Thru-hiking season is upon us and if you’re not setting out on your own adventure this year, you can still live vicariously through past hikers who have documented their journeys. You can be transported to the rugged Sierra Nevadas or ride the rollercoaster on the AT. I have yet to listen to an account of the CDT, but you can bet it’s on my list of to-listens for this year!
Most hikers and even non-hikers are aware of what I like to call the main two, Wild by Cheryl Strayed and A Walk in the Woods by Bill Bryson. The most fascinating thing about these two authors/ hikers is that neither of them hiked their respective trails in completion. So why are their stories so well-known? Because they had a story to tell.
Their accounts are not just the monotonous day-to-day of hiking. They take you on the experience with them through powerful storytelling and interesting characters that build the layers of their adventure. Readers, or listeners in my case, want the details, the experiences, the emotional journey of thru-hiking. They want to understand the how and the why and see the trail through the author’s eyes.
These three lesser-known thru-hiking memoirs I’m sharing here do a tremendous job of storytelling, making them well worth listening to, or reading if you prefer that method. Without further ado and in no particular order, here are my recommendations ….
Thru-Hiking Will Break Your Heart
An Adventure on the Pacific Crest Trail
by Carrot Quinn
I was initially drawn to this book by its title. What did it mean? The second thing that drew me in was the author’s name, Carrot. I’d never heard that name before.
Quinn originally set out on her journey to squash her feared addiction to the internet and the inability to connect with others because the city made her feel numb. She had never thru-hiked before deciding to step foot on the PCT.
Her journey is full of ups and downs, and she is very candid about all of them. This was one of my favorite things about this book, it was very raw and real. She doesn’t gloss over issues, but instead chooses to put them right up to your face.
Quinn did not narrate her own audiobook, instead having Erin Spencer do the job, and she does a wonderful job bringing Quinn and her journey to life. While I always love hearing the author narrate their own adventure, sometimes it’s the better choice to hire someone else.
The Trail Provides
A Boy’s Memoir of Thru-Hiking the Pacific Crest Trail
by David Smart
Who doesn’t love a good story about a corporate robot leaving that lifestyle for one of freedom and adventure? I mean, it’s the Hallmark of most Christmas movies, so audiences must love it.
Smart quits the corporate rat race and is desperate for a change of pace. Lucky for him, one of his old fraternity brothers, Bradley, is about to attempt a thru-hike on the PCT and invites him along. There’s only one catch—Bradley wants to hike the entire trail barefoot.
Smart and Bradley are both rather inexperienced and their desire to hike barefoot only contributes to that fact.
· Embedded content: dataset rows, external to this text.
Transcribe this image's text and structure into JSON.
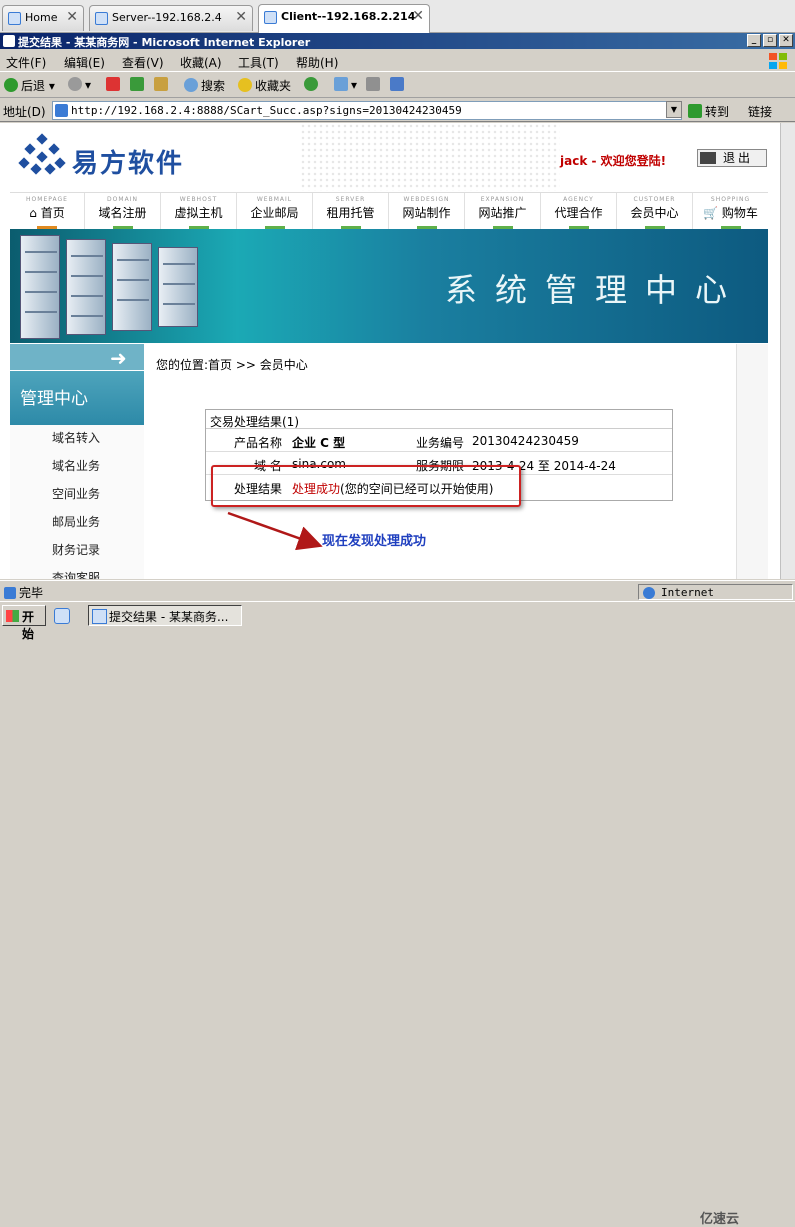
{
  "browser_tabs": [
    {
      "label": "Home",
      "active": false
    },
    {
      "label": "Server--192.168.2.4",
      "active": false
    },
    {
      "label": "Client--192.168.2.214",
      "active": true
    }
  ],
  "window": {
    "title": "提交结果 - 某某商务网 - Microsoft Internet Explorer"
  },
  "menu": [
    "文件(F)",
    "编辑(E)",
    "查看(V)",
    "收藏(A)",
    "工具(T)",
    "帮助(H)"
  ],
  "toolbar": {
    "back": "后退",
    "search": "搜索",
    "favorites": "收藏夹"
  },
  "address": {
    "label": "地址(D)",
    "url": "http://192.168.2.4:8888/SCart_Succ.asp?signs=20130424230459",
    "go": "转到",
    "links": "链接"
  },
  "site": {
    "logo_text": "易方软件",
    "welcome": "jack - 欢迎您登陆!",
    "logout": "退出",
    "nav": [
      {
        "en": "HOMEPAGE",
        "cn": "首页"
      },
      {
        "en": "DOMAIN",
        "cn": "域名注册"
      },
      {
        "en": "WEBHOST",
        "cn": "虚拟主机"
      },
      {
        "en": "WEBMAIL",
        "cn": "企业邮局"
      },
      {
        "en": "SERVER",
        "cn": "租用托管"
      },
      {
        "en": "WEBDESIGN",
        "cn": "网站制作"
      },
      {
        "en": "EXPANSION",
        "cn": "网站推广"
      },
      {
        "en": "AGENCY",
        "cn": "代理合作"
      },
      {
        "en": "CUSTOMER",
        "cn": "会员中心"
      },
      {
        "en": "SHOPPING",
        "cn": "购物车"
      }
    ],
    "banner_text": "系统管理中心",
    "sidebar": {
      "title": "管理中心",
      "items": [
        "域名转入",
        "域名业务",
        "空间业务",
        "邮局业务",
        "财务记录",
        "查询客服"
      ]
    },
    "breadcrumb": "您的位置:首页 >> 会员中心",
    "result_panel": {
      "title": "交易处理结果(1)",
      "product_label": "产品名称",
      "product_value": "企业 C 型",
      "order_label": "业务编号",
      "order_value": "20130424230459",
      "domain_label": "域 名",
      "domain_value": "sina.com",
      "period_label": "服务期限",
      "period_value": "2013-4-24 至 2014-4-24",
      "result_label": "处理结果",
      "result_value": "处理成功",
      "result_note": "(您的空间已经可以开始使用)"
    },
    "annotation": "现在发现处理成功"
  },
  "status": {
    "text": "完毕",
    "zone": "Internet"
  },
  "taskbar": {
    "start": "开始",
    "window": "提交结果 - 某某商务..."
  },
  "watermark": "亿速云",
  "colors": {
    "titlebar": "#0a246a",
    "banner": "#1ba9b5",
    "welcome": "#c00000",
    "annotation": "#1f3fbf",
    "highlight_box": "#cc2222"
  }
}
Smart has only mere weeks to prepare for their six-month journey into the wild and must rely heavily on Bradley’s advice and game-plan. But tensions quickly grow between the two.
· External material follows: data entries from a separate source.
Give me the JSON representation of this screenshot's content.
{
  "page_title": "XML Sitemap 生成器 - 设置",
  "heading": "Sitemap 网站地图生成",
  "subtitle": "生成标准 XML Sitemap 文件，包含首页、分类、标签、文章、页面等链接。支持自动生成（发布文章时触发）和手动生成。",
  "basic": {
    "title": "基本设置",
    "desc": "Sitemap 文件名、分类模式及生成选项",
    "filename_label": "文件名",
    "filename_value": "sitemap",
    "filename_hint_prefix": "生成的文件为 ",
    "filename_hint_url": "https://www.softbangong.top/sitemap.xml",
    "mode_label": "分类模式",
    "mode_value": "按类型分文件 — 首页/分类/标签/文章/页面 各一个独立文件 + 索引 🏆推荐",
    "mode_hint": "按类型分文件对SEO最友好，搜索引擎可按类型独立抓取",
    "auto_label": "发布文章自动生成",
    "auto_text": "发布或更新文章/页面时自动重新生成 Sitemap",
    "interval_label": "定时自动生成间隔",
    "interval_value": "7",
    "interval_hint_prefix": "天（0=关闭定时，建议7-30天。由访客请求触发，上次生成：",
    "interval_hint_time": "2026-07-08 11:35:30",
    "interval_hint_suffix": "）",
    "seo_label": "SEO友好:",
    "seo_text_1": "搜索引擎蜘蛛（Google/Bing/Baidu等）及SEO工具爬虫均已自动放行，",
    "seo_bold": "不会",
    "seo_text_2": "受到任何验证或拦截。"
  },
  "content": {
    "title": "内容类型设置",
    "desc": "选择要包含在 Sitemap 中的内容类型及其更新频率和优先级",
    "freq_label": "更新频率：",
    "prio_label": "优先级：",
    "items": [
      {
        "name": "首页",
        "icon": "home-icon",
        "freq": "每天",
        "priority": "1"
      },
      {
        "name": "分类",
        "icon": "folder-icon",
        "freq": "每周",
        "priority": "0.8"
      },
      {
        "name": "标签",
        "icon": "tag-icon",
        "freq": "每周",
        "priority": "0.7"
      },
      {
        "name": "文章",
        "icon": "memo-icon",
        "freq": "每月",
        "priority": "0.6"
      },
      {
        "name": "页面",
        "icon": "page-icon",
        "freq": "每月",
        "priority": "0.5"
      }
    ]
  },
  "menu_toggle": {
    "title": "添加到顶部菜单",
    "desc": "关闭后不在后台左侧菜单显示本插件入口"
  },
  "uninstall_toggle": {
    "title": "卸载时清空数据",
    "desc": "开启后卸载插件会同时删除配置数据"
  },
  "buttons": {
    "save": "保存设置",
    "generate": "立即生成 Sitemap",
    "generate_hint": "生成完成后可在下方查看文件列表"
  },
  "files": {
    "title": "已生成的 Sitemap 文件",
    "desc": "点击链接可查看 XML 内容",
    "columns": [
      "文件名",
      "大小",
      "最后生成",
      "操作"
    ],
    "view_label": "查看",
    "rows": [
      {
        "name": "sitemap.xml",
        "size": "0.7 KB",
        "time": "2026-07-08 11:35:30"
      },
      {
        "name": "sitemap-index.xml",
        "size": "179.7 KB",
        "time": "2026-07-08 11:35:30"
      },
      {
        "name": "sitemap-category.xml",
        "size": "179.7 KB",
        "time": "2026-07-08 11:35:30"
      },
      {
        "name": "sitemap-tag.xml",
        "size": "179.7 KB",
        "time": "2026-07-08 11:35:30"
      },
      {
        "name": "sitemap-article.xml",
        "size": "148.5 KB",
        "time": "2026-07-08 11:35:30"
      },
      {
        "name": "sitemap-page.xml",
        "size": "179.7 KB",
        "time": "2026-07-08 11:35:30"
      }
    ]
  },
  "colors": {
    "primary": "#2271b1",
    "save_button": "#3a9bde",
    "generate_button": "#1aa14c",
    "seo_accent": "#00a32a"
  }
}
On the trail, there is nowhere to run from your problems, no modern world distractions that can take you away for a little bit. You must face them, head-on. This book is full of that, but never fear, the trail provides.
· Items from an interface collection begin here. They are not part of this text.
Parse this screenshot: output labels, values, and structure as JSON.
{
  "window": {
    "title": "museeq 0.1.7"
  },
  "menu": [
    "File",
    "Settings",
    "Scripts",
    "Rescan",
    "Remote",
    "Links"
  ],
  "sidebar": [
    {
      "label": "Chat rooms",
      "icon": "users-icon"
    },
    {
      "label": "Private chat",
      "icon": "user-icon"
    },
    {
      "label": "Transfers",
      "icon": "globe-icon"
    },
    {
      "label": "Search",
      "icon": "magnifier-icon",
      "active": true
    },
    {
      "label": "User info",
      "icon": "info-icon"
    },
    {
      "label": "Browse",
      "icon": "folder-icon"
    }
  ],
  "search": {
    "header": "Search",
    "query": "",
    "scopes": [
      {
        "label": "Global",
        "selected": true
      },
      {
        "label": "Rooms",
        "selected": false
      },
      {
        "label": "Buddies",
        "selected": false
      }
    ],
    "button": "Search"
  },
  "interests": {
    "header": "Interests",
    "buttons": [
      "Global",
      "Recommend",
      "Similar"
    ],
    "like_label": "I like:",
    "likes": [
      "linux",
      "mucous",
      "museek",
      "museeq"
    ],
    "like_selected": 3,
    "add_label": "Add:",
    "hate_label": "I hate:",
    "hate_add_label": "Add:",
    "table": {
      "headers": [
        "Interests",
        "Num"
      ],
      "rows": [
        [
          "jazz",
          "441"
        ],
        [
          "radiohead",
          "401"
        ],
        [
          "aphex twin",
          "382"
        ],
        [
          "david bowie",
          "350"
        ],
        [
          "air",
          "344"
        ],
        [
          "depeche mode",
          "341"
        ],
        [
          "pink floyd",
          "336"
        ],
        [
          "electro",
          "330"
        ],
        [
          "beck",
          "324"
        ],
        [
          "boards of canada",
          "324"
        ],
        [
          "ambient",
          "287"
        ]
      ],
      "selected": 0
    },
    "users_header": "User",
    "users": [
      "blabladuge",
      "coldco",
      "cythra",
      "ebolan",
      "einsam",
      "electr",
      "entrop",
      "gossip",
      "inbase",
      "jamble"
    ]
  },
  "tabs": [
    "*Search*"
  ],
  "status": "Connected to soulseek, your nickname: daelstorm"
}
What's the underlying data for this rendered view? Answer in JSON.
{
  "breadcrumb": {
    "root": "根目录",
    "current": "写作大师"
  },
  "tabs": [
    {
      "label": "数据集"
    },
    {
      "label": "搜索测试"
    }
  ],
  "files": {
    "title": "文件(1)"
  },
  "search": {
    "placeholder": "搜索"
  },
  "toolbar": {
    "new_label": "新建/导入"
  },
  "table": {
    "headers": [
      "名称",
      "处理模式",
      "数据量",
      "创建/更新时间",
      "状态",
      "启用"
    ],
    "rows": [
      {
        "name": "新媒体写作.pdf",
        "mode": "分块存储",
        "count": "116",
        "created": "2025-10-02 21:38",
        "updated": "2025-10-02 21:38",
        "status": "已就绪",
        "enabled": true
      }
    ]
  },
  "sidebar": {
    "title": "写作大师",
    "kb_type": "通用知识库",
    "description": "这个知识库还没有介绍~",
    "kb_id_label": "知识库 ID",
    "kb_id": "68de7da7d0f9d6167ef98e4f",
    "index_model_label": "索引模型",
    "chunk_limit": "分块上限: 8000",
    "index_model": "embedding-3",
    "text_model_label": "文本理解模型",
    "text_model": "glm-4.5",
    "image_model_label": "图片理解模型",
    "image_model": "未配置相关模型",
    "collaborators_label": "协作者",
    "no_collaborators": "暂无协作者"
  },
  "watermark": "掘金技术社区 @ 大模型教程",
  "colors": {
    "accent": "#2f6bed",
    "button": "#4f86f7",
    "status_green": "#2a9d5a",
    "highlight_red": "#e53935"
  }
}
Smart chose to narrate his own book and his reading style took me a while to get used to, but eventually the adventure picked up and I was able to get into it. Some listeners have claimed bumping up the speed to 1.4 makes it more bearable, because Smart speaks rather slowly, but I chose to stick with the standard speed.
Where’s the Next Shelter?
By Gary Sizer
I stumbled upon this gem completely by accident. I was simply looking for another memoir and this one seemed to drop into my lap. I’m so glad it did.
Sizer is a seasoned backpacker and former marine in his 40s when he sets out on his AT thru-hike. He feels a bit out of place among the retirees and post-grad students as he sits smack in the middle of his prime career years — that he just put on hold for six months. Sizer strays from the typical model for thru-hiking memoirs, focusing on the adventure itself and the people he walked with, instead of the mountains he climbed and food he ate.
The people he hiked with make this story fun and compelling. Sizer was incredibly lucky to befriend two amazing sidekicks who make you question if you’re still reading a memoir because they make up the perfect trio. I had trouble pressing pause because the story was so riveting, and the hilarity had me laughing out loud.
Sizer narrates his own book, which at first, I wasn’t sure was the right choice. It takes him a bit to find his groove as an audiobook performer. But once he does, it starts to get really good. Stick with it and I promise, you’ll enjoy it as much as I did.
I was not able to find any of these three books through my local library, but they were well-worth the investment.
I listen to audiobooks pretty much any time I’m doing anything, cleaning, cooking, and of course when I’m solo hiking. There is something magical about listening to a hiking book while out in nature. So, before you set out on your next hiking or backpacking adventure, grab or download one of these titles to keep you company on your journey.
What other lesser-known thru-hiking memoirs do you love and recommend? Leave a comment below ↓